We now have to transition from an organization that was optimized for configuring and implementing the system and training docs to saying, ‘how do we now enhance the system to make it useful and productive, and to increase productivity rather than decrease productivity?’ Some of the leadership at Intermountain approach this by saying, ‘Well, we bought Cerner’s system, and so we don’t need medical informatics anymore. We don’t need people who are knowledgeable because Cerner is going to take care of that.’ Of course I argue that vehemently. And we’ve been happy with Cerner; we think they’re a good company, but they have different goals and different responsibilities than Intermountain Healthcare has. It would be the most foolish thing in the world to think that we would just follow whatever Cerner told us to do in terms of system architecture, in terms of knowing which ancillary systems we should buy and interface as opposed to just using their standard product, those kind of things.

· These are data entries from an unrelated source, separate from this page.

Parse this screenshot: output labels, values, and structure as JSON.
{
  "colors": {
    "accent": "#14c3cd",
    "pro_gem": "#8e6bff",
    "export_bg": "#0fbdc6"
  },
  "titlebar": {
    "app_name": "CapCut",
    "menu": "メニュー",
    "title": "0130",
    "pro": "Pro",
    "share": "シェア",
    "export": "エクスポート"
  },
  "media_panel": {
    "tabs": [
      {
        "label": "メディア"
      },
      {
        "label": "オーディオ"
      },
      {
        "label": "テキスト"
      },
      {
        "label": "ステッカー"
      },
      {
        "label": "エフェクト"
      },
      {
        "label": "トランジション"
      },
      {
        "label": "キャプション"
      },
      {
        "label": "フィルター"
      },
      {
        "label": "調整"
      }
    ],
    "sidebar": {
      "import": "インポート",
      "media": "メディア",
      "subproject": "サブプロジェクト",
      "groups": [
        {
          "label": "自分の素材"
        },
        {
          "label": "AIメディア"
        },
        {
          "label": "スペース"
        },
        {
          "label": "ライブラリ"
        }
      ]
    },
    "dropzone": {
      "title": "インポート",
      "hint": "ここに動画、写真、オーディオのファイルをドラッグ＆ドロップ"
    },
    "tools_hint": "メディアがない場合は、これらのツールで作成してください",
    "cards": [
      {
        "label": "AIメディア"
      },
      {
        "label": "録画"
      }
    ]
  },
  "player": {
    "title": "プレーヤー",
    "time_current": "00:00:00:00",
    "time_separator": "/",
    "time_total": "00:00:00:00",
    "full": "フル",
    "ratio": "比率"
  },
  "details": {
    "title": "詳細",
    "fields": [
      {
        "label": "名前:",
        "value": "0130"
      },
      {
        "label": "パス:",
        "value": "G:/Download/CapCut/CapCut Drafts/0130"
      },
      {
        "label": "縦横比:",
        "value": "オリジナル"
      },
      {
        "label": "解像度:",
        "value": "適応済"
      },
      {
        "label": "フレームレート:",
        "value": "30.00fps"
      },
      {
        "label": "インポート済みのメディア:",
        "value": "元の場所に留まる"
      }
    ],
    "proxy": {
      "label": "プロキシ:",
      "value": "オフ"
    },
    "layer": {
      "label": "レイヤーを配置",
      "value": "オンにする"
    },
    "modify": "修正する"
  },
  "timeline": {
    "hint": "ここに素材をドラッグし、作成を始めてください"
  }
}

The other thing that’s become apparent is that there are lots of things that would improve Cerner’s infrastructure. Now, how interested they are in doing that is not 100 percent clear, but they have made, I think, an important shift in their strategy by thinking about themselves as a platform rather than thinking about themselves as providing every application that’s needed for the enterprise. I think they’ve realized that they can’t do the latter. They can’t be the source of every piece of software that we want and need; that the marketplace needs to change. And so those are some of the important issues I talk about with our leadership that I’m sure come up in different ways with the other organizations as well.